The questions you ask at the end of a job interview are almost as important as the answers you provide the interviewer. At the end of your interview, you will likely be asked if you have any questions. If you don’t have any, then you may give the interviewer the impression that you are not interested in the role or that you haven’t done your research.
As a best practice, make sure you bring a list of questions with you to your interview. Although it is recommended to only ask 2-3 questions, some of your questions may be answered naturally through your interview – so be sure to prepare a minimum of 6-7 questions just in case!
Questions to Avoid
Before diving into examples of questions you could ask, let’s take a look at the questions you should avoid, namely salary, benefits, and vacation. When you ask about salary and benefits, you could give the impression that you care more about the money and benefits than the role or company. In terms of vacation, you could give the impression that you are already planning a vacation before you’ve started.

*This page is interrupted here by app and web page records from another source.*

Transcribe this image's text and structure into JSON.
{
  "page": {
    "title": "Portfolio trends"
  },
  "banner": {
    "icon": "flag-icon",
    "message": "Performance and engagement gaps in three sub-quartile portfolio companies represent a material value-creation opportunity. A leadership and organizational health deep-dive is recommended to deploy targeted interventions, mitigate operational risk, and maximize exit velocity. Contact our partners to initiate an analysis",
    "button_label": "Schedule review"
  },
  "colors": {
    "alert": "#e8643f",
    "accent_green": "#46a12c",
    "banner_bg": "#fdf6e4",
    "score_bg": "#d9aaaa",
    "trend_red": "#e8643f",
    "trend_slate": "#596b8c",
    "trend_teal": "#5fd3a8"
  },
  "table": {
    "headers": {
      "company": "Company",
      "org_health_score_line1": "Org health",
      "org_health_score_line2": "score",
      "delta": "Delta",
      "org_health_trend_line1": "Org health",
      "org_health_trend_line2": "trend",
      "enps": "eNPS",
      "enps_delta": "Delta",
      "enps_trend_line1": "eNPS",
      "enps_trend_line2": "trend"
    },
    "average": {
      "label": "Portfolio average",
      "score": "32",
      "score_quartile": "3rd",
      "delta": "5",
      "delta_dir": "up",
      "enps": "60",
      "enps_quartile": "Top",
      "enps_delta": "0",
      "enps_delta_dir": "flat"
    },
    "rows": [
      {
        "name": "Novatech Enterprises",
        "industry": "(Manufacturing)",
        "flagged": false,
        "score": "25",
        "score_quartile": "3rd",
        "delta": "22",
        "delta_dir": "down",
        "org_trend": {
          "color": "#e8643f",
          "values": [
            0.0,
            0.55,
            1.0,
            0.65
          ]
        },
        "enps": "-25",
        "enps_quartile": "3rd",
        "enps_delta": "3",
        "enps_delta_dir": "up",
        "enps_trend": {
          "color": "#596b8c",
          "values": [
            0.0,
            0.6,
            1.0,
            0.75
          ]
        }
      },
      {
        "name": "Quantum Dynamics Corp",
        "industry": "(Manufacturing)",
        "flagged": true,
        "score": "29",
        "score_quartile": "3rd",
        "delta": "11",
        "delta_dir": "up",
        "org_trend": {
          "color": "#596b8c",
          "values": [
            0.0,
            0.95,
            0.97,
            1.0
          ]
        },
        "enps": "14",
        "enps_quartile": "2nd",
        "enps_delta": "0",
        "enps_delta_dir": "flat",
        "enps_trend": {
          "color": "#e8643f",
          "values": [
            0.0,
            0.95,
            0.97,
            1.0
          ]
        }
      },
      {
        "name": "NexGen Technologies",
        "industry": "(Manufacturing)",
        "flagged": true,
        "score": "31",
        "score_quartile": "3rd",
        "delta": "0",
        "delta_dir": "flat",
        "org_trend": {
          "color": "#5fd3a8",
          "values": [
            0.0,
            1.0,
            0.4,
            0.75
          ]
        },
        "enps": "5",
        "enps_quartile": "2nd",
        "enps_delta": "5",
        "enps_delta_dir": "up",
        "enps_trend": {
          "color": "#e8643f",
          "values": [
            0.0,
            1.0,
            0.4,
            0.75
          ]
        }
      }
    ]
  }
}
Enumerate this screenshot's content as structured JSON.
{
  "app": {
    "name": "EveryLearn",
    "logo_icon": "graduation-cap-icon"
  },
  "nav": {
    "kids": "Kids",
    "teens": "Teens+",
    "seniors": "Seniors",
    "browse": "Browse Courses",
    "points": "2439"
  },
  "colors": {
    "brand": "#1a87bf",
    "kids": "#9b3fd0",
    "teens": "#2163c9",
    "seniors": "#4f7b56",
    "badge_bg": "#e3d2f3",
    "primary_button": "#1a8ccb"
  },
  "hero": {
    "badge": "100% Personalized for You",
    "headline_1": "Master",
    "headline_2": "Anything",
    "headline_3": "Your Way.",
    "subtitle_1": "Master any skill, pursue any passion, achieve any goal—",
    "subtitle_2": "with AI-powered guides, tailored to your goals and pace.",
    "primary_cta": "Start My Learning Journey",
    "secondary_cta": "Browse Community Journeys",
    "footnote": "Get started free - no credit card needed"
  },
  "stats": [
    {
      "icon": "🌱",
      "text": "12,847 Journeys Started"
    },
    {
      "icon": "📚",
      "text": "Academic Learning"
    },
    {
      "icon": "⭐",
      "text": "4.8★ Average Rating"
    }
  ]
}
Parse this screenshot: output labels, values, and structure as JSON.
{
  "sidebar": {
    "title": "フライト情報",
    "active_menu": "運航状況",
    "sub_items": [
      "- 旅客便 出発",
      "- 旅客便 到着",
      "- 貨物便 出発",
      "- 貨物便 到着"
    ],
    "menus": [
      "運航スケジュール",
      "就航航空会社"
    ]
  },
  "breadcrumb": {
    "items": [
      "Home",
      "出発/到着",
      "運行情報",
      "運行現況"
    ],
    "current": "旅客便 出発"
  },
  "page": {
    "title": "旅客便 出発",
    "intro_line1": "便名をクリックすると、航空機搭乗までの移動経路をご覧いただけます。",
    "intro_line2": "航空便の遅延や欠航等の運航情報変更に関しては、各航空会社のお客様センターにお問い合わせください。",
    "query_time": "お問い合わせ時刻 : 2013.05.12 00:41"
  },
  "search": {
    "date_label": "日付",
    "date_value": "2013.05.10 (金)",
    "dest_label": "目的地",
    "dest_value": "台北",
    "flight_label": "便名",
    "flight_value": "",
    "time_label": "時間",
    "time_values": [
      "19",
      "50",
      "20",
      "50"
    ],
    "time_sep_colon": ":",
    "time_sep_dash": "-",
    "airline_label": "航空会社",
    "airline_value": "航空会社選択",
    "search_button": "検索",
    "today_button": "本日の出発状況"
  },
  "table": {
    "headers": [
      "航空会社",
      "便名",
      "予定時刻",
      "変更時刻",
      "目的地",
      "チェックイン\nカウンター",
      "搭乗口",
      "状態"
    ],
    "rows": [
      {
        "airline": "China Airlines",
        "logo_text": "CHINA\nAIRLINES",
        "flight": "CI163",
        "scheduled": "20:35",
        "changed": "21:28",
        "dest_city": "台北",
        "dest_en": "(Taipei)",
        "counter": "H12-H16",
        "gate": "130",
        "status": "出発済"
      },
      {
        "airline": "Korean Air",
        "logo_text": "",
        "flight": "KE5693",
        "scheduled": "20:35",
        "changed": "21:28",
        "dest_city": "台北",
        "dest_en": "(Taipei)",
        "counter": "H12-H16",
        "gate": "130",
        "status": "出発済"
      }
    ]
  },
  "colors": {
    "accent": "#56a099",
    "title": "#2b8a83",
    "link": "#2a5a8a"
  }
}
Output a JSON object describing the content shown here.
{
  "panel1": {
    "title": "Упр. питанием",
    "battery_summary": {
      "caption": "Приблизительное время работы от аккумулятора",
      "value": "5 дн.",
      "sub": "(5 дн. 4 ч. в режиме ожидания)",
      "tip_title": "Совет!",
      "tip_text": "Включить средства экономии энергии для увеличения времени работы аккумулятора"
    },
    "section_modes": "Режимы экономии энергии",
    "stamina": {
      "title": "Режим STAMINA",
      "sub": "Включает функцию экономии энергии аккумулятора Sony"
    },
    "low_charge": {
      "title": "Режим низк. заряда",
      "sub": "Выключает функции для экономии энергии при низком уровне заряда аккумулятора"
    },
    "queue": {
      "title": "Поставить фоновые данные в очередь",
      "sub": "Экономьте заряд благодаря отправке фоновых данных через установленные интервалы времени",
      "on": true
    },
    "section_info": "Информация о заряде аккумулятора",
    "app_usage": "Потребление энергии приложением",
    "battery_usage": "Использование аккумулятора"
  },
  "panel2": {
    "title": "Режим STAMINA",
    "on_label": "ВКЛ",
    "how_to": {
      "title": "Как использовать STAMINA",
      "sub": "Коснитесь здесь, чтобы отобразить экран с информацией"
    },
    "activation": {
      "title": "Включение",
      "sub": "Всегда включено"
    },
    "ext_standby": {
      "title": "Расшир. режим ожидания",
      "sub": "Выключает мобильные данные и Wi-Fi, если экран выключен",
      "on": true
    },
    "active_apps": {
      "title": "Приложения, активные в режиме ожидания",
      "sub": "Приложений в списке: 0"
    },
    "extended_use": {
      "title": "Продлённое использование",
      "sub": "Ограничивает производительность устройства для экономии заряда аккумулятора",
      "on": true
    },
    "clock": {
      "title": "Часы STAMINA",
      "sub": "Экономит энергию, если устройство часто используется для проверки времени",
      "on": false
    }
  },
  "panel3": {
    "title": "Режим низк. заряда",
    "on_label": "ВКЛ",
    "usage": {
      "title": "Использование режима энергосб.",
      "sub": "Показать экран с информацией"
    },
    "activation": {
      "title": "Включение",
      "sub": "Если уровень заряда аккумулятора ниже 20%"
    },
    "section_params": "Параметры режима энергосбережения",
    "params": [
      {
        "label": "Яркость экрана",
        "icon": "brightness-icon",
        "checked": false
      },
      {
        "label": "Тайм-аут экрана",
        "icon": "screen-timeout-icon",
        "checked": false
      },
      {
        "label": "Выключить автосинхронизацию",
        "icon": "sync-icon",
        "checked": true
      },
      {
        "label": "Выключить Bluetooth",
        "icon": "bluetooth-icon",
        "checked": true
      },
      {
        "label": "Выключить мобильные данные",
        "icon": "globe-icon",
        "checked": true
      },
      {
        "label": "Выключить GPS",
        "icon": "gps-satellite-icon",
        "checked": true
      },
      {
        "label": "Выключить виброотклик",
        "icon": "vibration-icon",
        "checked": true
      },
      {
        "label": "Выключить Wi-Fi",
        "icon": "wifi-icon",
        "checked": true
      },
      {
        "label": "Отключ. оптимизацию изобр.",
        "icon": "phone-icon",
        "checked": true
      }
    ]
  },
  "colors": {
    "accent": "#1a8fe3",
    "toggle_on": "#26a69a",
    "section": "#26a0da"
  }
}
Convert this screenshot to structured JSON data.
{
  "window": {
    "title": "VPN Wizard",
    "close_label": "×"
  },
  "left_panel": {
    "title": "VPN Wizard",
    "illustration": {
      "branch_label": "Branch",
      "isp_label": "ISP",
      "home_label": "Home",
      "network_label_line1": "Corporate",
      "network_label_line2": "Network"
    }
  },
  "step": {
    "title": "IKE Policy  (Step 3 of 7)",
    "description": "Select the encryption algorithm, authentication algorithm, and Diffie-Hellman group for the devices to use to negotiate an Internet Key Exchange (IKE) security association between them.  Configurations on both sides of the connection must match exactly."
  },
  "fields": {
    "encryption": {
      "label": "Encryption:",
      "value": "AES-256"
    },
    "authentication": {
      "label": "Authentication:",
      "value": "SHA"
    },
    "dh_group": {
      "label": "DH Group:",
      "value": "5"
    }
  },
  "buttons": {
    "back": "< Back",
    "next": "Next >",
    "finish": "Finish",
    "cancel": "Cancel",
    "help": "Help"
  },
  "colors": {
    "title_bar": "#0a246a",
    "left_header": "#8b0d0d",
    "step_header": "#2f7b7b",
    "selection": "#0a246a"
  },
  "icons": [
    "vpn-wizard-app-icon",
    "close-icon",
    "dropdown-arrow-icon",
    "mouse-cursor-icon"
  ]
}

That said, you can ask about salary, benefits, and vacation during a follow-up conversation after your 2nd or 3rd round interview (ideally with the recruiter or Human Resources representative). Alternately, if the interviewer broaches this topic, then you should engage in an open conversation.
Questions to Ask
There are three main categories of questions that you can ask: organizational questions, department (or team) questions, and role questions. Let’s take a look at each.
- Questions about the Organization
- Use your research – this is the perfect opportunity to showcase the research you would have conducted. As an example, if a recent news article noted a merger or acquisition, you can ask how this might impact the organization or department.
- Charitable work – most large organizations donate time and money to charitable causes and will highlight this on their website. If the organization you are interviewing with is a good corporate citizen, ask about their involvement in the causes they list on their website or other causes that are important to you.
- The leader – if you are interviewing with someone other than the person the role reports to, ask about that person. For example: “Can you tell me more about the manager for this role?”
- Size of team – you may want to ask about the size of the team you could be potentially joining, and follow up with questions about the experience and tenure of other team members. For example: “Can you tell me a bit more about the team?” “How many people are on the team currently?” “Has this team worked together for a long time?” You may gain insight on the amount of turnover the team has experienced.
- Other teams – many roles will provide the opportunity for teams from various departments to collaborate. You can ask questions like: “Does this role or team work on cross-functional projects?” “How often would this role interact with other teams?”
- Reason for the opening – in most cases you will know whether or not a role is new or existing. If it is not clear by the end of your interview, it is a good idea to ask “is this a new or existing position?” If it is an existing role, you can ask “why is the role currently vacant?” This could provide you with insight on internal mobility or promotional opportunities within the organization.
- Measures of success – unless this has been covered in your interview, you may want to ask: “How is success measured in this role?”
- Expectations for the successful person – a great question to ask in your interview is “What are the expectations of the person in this role in the first 30, 60, and 90 days?”
Having a list of questions is a key component of preparing for your job interview. Having well thought out questions could make you stand out among the competition.
If you have any other recommended questions to ask in an interview, please feel free to leave them in the comments below. If you have any questions, video ideas, or would like to collaborate, please feel free to contact me directly. For personalized advice, check out the services section here.
In the meantime: Happy Hunting!